A name that I occasionally do a search for is that of William Eaton Rusher. John Hughes Van Cooten was Mr Rusher’s “amanuensis” for about four years from about 1870 (when John would have been about 15) to 1874 (when John was about 18 and migrated to Australia). The collection of Van Cooten family letters contains a reference from Mr Rusher dated September 1874 – presumably carried by John on his voyage. There is also a reference dated 1876 – presumably posted. Another curious item is correspondence from Mr Rusher where each letter has been formed by a matrix of pin pricks forming the shape of capital letters. This form of writing was a competitor for braille, and a description of it can be found in section 6 of chapter 3 of Pamela Lorimer’s “A critical evaluation of the historical development of the tactile modes of reading and and analysis and evaluation of researches carried out in endeavours to make the braille code easier to read and to write”. The existence of this letter implies that Mr Rusher had a sight impairment.
I have always wondered what the connection was between the Mr Rusher and the Van Cooten family.
I have recently discovered that Mr Rusher spent time on Guernsey. He was a student at Elizabeth College. His alumnus entry reads:
Trinity Term, 1835. 526. William Eaton Rusher, born Oxford, Jan 13th 1820, son of Dr. William Rusher (Oxford). Left 1837 Magdalen Hall, Oxford, B.A. (3rd class Classics) 1842, M.A. 1852. Afflicted with blindness and unable to follow any profession.
This makes William Rusher a contemporary of John Lucius Van Cooten.

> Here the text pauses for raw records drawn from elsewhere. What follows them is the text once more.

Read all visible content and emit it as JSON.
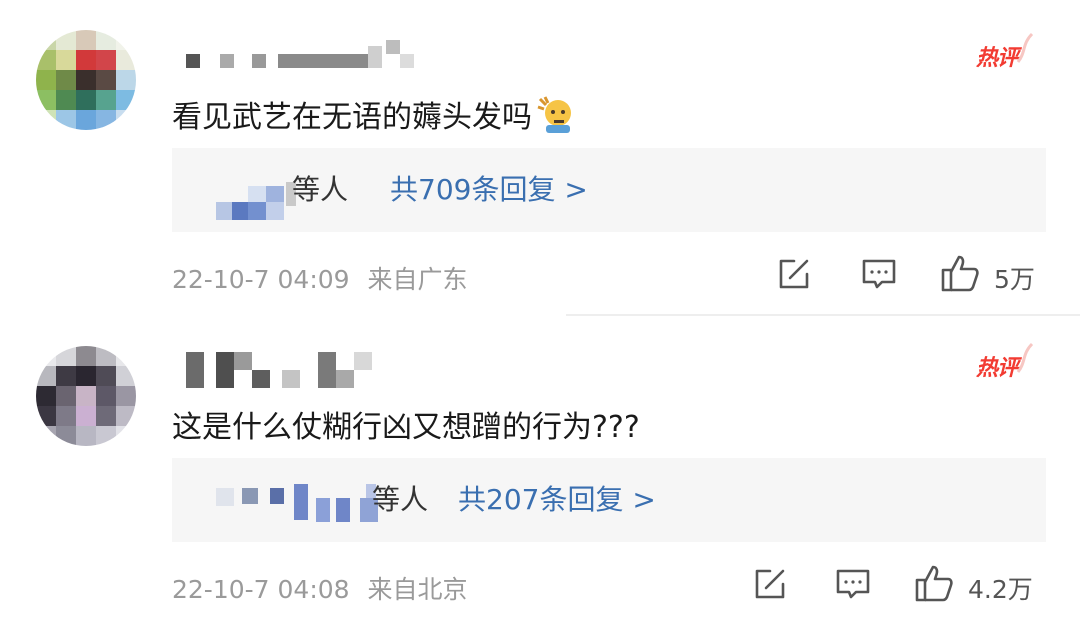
{
  "comments": [
    {
      "badge": "热评",
      "text": "看见武艺在无语的薅头发吗",
      "emoji_icon": "grabbing-hair-emoji-icon",
      "reply_names": "等人",
      "reply_link": "共709条回复 >",
      "time": "22-10-7 04:09",
      "location": "来自广东",
      "like_count": "5万"
    },
    {
      "badge": "热评",
      "text": "这是什么仗糊行凶又想蹭的行为???",
      "reply_names": "等人",
      "reply_link": "共207条回复 >",
      "time": "22-10-7 04:08",
      "location": "来自北京",
      "like_count": "4.2万"
    }
  ],
  "colors": {
    "badge": "#f23b32",
    "reply_link": "#3a6fb0",
    "reply_bg": "#f6f6f6",
    "meta": "#9a9a9a"
  }
}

John Lucius’ eldest son John Rodolphus Van Cooten became a teacher at Elizabeth College from about 1878.